→ **What you should do**
For the word "description", return each line of the data in which it occurs.

→ **Provided information**
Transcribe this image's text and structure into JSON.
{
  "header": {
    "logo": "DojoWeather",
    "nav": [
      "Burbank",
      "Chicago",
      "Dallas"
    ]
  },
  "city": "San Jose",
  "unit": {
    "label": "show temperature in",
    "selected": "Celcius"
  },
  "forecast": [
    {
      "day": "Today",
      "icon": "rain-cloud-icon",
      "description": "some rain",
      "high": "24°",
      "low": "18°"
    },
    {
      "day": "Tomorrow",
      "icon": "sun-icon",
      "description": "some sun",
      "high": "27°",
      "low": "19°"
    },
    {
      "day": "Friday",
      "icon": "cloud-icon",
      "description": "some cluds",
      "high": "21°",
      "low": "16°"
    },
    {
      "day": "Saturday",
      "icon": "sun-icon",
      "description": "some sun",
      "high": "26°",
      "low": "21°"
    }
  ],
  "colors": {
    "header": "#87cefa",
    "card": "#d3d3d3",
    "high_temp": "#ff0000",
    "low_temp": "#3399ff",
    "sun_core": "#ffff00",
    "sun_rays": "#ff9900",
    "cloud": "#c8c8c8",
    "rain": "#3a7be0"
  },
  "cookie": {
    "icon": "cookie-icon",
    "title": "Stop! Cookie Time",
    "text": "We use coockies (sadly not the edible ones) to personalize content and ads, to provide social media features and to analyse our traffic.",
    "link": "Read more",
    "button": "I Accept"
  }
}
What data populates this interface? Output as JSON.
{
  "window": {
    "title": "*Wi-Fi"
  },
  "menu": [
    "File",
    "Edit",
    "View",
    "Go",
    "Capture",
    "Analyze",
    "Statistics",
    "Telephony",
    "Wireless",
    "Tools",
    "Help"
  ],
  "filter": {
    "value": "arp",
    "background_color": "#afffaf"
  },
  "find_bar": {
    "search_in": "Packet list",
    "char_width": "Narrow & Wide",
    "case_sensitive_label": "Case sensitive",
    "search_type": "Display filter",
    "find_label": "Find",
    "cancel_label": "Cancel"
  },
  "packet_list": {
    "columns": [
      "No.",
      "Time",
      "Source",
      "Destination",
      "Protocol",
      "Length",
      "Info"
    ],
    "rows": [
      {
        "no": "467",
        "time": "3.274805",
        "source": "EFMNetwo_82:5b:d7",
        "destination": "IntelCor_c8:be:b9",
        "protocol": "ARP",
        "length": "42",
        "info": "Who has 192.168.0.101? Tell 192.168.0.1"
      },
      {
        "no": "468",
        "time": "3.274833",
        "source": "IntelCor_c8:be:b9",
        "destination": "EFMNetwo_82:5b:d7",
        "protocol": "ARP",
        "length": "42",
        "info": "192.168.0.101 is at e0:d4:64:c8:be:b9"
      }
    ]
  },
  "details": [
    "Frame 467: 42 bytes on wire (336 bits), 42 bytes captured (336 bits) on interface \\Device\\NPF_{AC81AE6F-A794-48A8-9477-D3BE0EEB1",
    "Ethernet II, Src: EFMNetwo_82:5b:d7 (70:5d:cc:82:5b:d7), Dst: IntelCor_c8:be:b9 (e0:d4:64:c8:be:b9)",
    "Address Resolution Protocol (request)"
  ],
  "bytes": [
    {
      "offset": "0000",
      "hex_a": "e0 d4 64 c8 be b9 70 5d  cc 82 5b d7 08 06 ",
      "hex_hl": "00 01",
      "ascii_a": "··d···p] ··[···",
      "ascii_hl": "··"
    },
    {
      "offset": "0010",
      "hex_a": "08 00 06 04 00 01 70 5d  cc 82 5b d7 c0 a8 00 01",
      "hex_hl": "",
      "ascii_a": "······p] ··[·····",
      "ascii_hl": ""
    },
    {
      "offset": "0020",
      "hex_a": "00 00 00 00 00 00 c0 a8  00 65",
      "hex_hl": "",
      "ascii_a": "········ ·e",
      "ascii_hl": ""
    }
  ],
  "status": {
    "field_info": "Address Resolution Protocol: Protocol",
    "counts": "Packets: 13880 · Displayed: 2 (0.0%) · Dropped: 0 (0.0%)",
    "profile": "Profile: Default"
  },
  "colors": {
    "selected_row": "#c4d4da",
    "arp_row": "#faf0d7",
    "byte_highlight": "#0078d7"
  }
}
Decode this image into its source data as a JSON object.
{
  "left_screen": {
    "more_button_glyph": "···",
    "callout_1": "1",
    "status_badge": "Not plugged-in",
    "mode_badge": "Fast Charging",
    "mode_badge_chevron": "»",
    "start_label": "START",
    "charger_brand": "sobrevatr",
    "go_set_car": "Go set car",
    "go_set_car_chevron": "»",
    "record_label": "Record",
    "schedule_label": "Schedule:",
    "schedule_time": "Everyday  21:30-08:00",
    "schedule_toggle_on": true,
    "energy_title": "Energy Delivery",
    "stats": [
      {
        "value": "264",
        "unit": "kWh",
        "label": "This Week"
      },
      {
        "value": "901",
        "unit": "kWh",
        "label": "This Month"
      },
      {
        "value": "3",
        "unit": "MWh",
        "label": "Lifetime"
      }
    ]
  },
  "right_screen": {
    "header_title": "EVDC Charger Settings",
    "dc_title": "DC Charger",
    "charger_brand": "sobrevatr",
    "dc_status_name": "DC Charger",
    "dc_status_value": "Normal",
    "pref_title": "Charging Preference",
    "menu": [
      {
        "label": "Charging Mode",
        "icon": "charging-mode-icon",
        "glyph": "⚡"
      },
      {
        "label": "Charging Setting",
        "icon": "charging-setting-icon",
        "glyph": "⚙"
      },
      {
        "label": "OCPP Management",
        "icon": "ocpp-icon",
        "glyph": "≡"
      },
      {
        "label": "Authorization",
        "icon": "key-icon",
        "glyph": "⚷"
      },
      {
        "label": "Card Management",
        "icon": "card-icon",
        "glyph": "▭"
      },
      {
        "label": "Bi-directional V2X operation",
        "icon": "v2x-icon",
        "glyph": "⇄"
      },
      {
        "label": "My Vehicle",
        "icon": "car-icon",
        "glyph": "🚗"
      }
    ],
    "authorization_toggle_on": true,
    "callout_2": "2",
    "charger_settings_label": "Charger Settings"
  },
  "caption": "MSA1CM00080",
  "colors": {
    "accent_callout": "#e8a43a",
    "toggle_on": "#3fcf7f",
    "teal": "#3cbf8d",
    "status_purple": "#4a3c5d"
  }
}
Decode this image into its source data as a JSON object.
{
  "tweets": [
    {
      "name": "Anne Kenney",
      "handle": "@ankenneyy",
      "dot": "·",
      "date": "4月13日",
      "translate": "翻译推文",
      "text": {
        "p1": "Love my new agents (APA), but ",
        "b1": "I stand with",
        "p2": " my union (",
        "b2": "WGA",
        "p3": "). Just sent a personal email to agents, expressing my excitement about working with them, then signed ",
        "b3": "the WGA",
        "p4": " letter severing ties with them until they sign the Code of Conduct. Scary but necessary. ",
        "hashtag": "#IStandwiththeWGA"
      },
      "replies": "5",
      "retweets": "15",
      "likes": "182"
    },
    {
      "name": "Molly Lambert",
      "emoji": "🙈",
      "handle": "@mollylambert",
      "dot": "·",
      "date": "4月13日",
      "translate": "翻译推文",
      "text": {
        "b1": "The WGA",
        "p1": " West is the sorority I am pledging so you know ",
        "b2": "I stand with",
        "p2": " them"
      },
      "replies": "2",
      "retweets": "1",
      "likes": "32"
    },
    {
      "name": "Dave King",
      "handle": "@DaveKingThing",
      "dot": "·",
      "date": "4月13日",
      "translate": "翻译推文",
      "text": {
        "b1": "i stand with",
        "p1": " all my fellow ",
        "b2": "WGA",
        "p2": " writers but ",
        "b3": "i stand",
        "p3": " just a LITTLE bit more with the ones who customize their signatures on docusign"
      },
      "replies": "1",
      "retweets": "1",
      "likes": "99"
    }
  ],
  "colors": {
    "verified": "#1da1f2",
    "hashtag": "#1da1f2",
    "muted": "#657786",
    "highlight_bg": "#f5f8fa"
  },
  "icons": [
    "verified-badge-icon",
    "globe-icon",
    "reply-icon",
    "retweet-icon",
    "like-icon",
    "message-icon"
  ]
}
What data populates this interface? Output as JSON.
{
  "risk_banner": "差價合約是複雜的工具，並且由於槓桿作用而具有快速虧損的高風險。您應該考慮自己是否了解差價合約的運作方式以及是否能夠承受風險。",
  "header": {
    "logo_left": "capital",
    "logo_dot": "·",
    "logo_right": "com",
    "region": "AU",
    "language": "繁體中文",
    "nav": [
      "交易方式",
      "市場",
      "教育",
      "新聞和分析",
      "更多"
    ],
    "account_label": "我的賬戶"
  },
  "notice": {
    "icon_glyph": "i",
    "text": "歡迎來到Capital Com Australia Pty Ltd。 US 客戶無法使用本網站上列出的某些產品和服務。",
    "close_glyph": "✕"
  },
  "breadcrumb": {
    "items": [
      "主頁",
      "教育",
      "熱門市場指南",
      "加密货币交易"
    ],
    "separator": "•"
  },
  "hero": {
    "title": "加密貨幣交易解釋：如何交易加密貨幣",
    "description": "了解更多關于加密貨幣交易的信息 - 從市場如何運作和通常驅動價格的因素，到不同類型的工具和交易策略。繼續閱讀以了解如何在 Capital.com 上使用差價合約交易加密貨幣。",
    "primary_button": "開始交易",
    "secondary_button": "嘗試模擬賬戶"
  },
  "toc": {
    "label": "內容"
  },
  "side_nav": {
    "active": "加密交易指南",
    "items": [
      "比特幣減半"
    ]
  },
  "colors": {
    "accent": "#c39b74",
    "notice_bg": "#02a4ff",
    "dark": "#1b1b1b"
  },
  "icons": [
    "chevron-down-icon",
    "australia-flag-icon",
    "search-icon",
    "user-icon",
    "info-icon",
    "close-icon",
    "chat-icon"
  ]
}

→ **Result of this task**
      "description": "some rain",
      "description": "some sun",
      "description": "some cluds",
      "description": "some sun",
    "description": "了解更多關于加密貨幣交易的信息 - 從市場如何運作和通常驅動價格的因素，到不同類型的工具和交易策略。繼續閱讀以了解如何在 Capital.com 上使用差價合約交易加密貨幣。",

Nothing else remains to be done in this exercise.